What I’m expecting to see in this case is the company (probably an independent contractor) responsible for the erection and maintenance of the crane to have contracted with the general contractor as to who is financially responsible for crane failures and resulting damages. Once investigators determine who did, or did not, follow all prevailing government codes, regulations, and laws, then and only then will we know where the ultimate responsibility falls in this particular crane failure.
If the cause of this crane was due to the fault or carelessness of the independent contractor who provided, set up and was bringing down the crane, then the general rule, at least here in California, is that the construction site owner or general contractor is not ordinarily vicariously liable for mistakes of the independent contractor. Having said that, there are so many exceptions to this general rule so only local laws and facts will determine whether the doctrine of vicarious liability applies in this case.
It is my understanding that there were a large number of people helping
with lowering and securing the crane before it collapsed. If unqualified
or inadequately trained employees were responsible for the structural
failure, then this in and of itself may also raise liability theories.
Negligent hiring and training of construction related employees often
opens the door for liability claims.
Some states provide for additional theories of liability like the peculiar risk doctrine and strict liability. Each state is different with the applicability of these concepts differ across the country.
There are several available defenses to harm and damage caused by an owner, contractor or independent contractor, or their employees when cranes like this fail. One of the first things lawyers look for in defending these cases is to determine whether or not certain pre-filing documents such as a certificate of merit, have been properly prepared and filed. Again, there are different requirements in different states depending on the type of business and parties to an action.
Other defenses injured people and businesses need to be aware of are often called the statutes of limitations. What this means is that claims and lawsuits being brought for harm and damage caused by this crane collapse will need to be brought within a certain period. This may be as short as a few months to as long as four years or longer depending on the parties, issues, and state. The bottom line and take-a-way from this post are for you to understand that it’s critically important for people to take proper immediate action to protect their rights. Otherwise, they may waive their rights forever.

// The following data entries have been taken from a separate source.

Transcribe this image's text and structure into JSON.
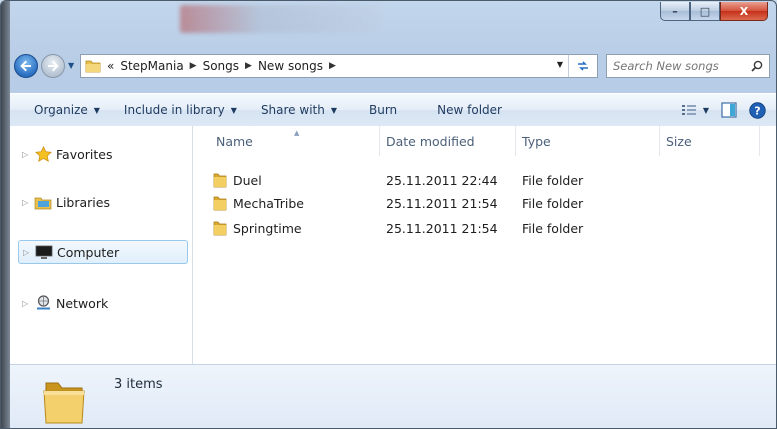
{
  "window": {
    "accent": "#2a6fc2",
    "close_color": "#c5301a",
    "caption": {
      "minimize": "–",
      "maximize": "□",
      "close": "X"
    }
  },
  "address": {
    "overflow": "«",
    "crumbs": [
      "StepMania",
      "Songs",
      "New songs"
    ]
  },
  "search": {
    "placeholder": "Search New songs"
  },
  "toolbar": {
    "organize": "Organize",
    "include_in_library": "Include in library",
    "share_with": "Share with",
    "burn": "Burn",
    "new_folder": "New folder"
  },
  "nav_pane": {
    "items": [
      {
        "label": "Favorites",
        "icon": "star-icon"
      },
      {
        "label": "Libraries",
        "icon": "library-icon"
      },
      {
        "label": "Computer",
        "icon": "computer-icon",
        "selected": true
      },
      {
        "label": "Network",
        "icon": "network-icon"
      }
    ]
  },
  "file_list": {
    "columns": [
      "Name",
      "Date modified",
      "Type",
      "Size"
    ],
    "rows": [
      {
        "name": "Duel",
        "date": "25.11.2011 22:44",
        "type": "File folder",
        "size": ""
      },
      {
        "name": "MechaTribe",
        "date": "25.11.2011 21:54",
        "type": "File folder",
        "size": ""
      },
      {
        "name": "Springtime",
        "date": "25.11.2011 21:54",
        "type": "File folder",
        "size": ""
      }
    ]
  },
  "details": {
    "item_count": "3 items"
  }
}
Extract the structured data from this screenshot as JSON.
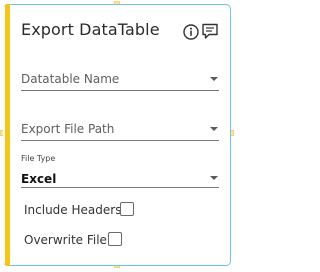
{
  "activity": {
    "title": "Export DataTable",
    "info_icon": "info-icon",
    "comment_icon": "comment-icon",
    "datatable_name": {
      "placeholder": "Datatable Name"
    },
    "export_file_path": {
      "placeholder": "Export File Path"
    },
    "file_type": {
      "label": "File Type",
      "value": "Excel"
    },
    "include_headers": {
      "label": "Include Headers?",
      "checked": false
    },
    "overwrite_file": {
      "label": "Overwrite File?",
      "checked": false
    }
  },
  "colors": {
    "accent": "#f5c518",
    "border": "#6ec3ea"
  }
}
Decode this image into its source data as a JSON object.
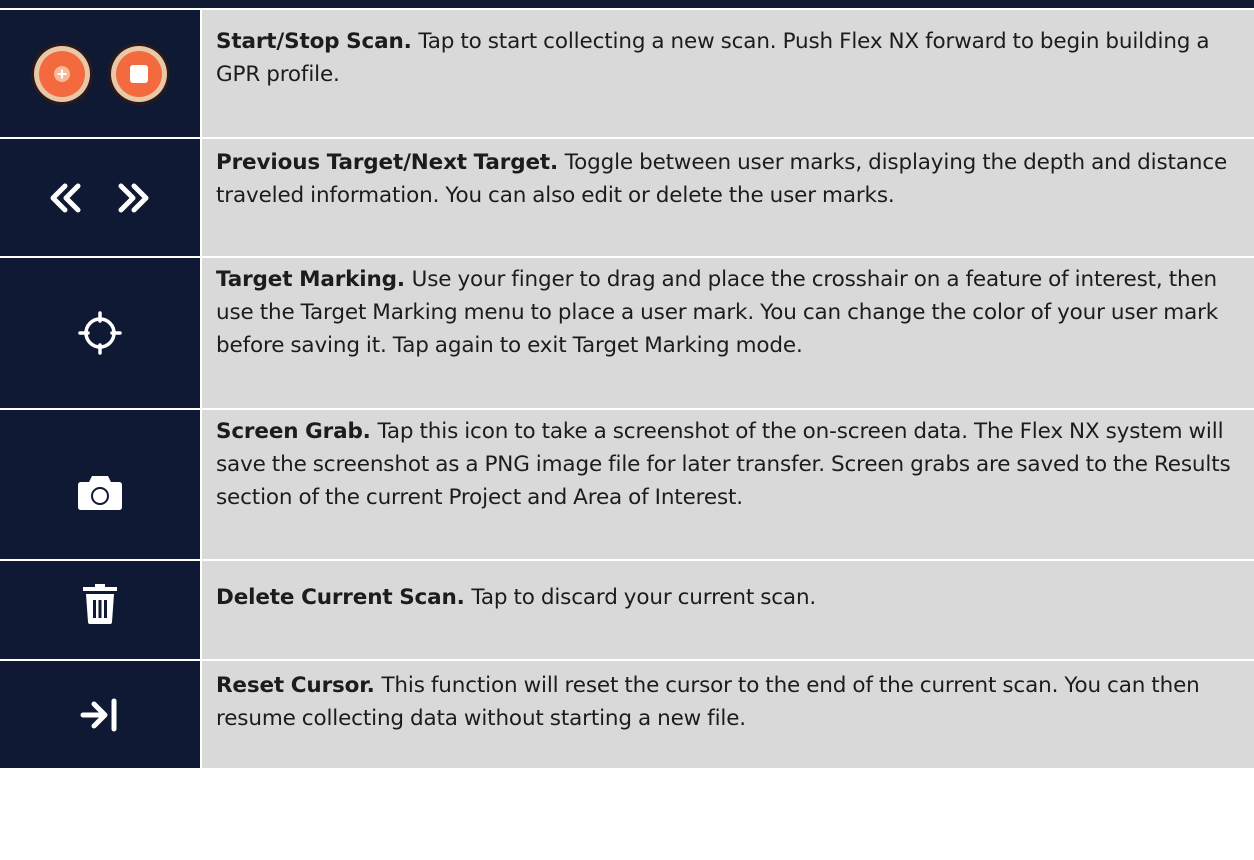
{
  "rows": [
    {
      "icons": [
        "start-scan-icon",
        "stop-scan-icon"
      ],
      "title": "Start/Stop Scan.",
      "description": "Tap to start collecting a new scan. Push Flex NX forward to begin building a GPR profile."
    },
    {
      "icons": [
        "previous-target-icon",
        "next-target-icon"
      ],
      "title": "Previous Target/Next Target.",
      "description": "Toggle between user marks, displaying the depth and distance traveled information. You can also edit or delete the user marks."
    },
    {
      "icons": [
        "crosshair-icon"
      ],
      "title": "Target Marking.",
      "description": "Use your finger to drag and place the crosshair on a feature of interest, then use the Target Marking menu to place a user mark. You can change the color of your user mark before saving it. Tap again to exit Target Marking mode."
    },
    {
      "icons": [
        "camera-icon"
      ],
      "title": "Screen Grab.",
      "description": "Tap this icon to take a screenshot of the on-screen data. The Flex NX system will save the screenshot as a PNG image file for later transfer. Screen grabs are saved to the Results section of the current Project and Area of Interest."
    },
    {
      "icons": [
        "trash-icon"
      ],
      "title": "Delete Current Scan.",
      "description": "Tap to discard your current scan."
    },
    {
      "icons": [
        "reset-cursor-icon"
      ],
      "title": "Reset Cursor.",
      "description": "This function will reset the cursor to the end of the current scan. You can then resume collecting data without starting a new file."
    }
  ],
  "colors": {
    "icon_background": "#0f1933",
    "text_background": "#d9d9d9",
    "scan_button_fill": "#f26a3d",
    "scan_button_ring": "#e8c8a8",
    "icon_foreground": "#ffffff"
  }
}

In many states, employees of owners and contractors are not allowed to sue directly their employer for work-related injuries and damages. Instead, they are required to seek damages through their workers’ compensation laws. There are exceptions to this rule but this defense often bars an employee from suing his employer. And in cases where an employee can bring an action against his employer, assumption of the risk, comparative and contributory negligence defenses may apply.
Once again, we are located in California and do not practice law in the State of New York, nor are we interested in doing so. I think we can all agree that the collapse of this 565-foot crane in New York should not have happened. I’ll be interested in learning what the true cause is and whether or not it could have been prevented.